The aim of the workshops have been to follow the "Arts for All" publication produced last year and were designed to showcase good practice and support arts administrators to create inclusion policies and plans for their organisations.

Here are the key points that I made during the workshops in relation to creating inclusive practice and a welcoming environment for all people, including those who experience disability or unique function, as I prefer to call it:

  1. Do it for you, not for "them": Disability or unique function is something that can happen to anyone at anytime. You need to be thinking of inclusiveness in terms of either what you would need in order to access your organisation's services or return to your job, should your physical, cognitive, emotional, visual or auditory function change. This will lead to a more authentic response.
  2. Communication is paramount: The most important aspect to accessibility is communication. Tell people how accessible or inaccessible your services or premises are, rather than letting people wonder. Ask people what they need to make things easier, rather then waiting for them to tell you. Survey people before they leave and ask how you could improve. Engage with people via social networking, rather than relying on traditional marketing and promotion.
  3. Start small: Don't get overwhelmed by the scope of accessibility, because it is overwhelming! Choose one thing to do and do it well, then another thing. This will create momentum and have a cumulative effect over time.
  4. Be prepared to fail: Creativity expert Sir Ken Robinson says, "You can never have an original idea if you are not prepared to make a mistake." Mistakes are part of learning and the creative process. Take risks, stuff up, learn and try again. People will appreciate you making the effort and mistakes make a great platform for dialogue (see 2).
  5. Think of it as a movement: Watch/read "Leadership Lessons from Dancing Guy" at www.sivers.org/ff – this is the perfect analogy for creating sustainable inclusion. You don't need to be the only one harping on about access – find your First Followers and you'll be dancing before you know it.
  6. Be creative: Remember what sector you belong to and approach access and inclusion with creativity and flair. If any industry should be grabbing the challenge of diversity and inclusion with passion and gusto, it should be the arts.
  7. Ask for help: Create alliances with other organisations, contact Arts Access Aotearoa, ask Google or talk to me. This is not new to the world, even if it is new to you.
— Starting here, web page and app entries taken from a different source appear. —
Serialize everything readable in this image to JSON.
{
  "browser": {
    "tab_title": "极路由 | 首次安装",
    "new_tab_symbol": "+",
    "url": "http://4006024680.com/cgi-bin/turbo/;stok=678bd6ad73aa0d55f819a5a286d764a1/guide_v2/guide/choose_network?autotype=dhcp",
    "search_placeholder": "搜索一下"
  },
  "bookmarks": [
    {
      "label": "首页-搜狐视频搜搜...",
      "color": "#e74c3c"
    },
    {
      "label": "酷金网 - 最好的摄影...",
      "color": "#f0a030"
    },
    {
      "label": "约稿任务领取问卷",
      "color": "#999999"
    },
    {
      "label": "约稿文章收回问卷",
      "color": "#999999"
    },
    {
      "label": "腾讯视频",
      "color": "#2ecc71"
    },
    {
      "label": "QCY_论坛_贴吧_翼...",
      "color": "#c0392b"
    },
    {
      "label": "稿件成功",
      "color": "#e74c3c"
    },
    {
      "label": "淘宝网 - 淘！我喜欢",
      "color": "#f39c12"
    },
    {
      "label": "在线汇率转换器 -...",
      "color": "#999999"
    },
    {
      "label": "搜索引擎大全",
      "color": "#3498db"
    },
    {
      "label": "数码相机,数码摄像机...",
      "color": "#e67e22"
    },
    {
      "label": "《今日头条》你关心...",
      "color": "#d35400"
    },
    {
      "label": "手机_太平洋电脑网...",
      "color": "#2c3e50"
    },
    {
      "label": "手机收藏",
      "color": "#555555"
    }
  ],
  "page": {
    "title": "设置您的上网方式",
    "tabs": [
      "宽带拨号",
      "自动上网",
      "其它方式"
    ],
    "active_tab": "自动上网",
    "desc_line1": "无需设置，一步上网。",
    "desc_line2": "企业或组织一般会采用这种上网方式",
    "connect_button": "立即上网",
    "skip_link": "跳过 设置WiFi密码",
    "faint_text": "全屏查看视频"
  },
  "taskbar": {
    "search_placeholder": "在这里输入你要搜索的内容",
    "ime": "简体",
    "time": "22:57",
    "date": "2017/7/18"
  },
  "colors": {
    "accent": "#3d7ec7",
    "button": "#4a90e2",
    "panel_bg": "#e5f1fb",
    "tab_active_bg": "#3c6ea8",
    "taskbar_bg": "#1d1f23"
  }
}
Consider reinventing the wheel by all means (they are only so efficient) but save time by making sure someone else hasn't tried it before.

You can visit www.diversitynz.com/aaa/ for a sample policy and action plan template - feel free to use and adapt them to suit your needs.


I AM PWD (Inclusion in the Arts & Media of People With Disabilities) is a major disability rights campaign to increase the visibility and equal employment opportunities for actors, broadcasters and sound recording artists with disabilities throughout the entertainment and news media initiated by the Performers With Disabilities (PWD) Tri-Union Committee of Screen Actors Guild (SAG), the American Federation of Television and Radio Artists (AFTRA) and Actors’ Equity Association (AEA).

Visit I AM PWD at www.IAMPWD.org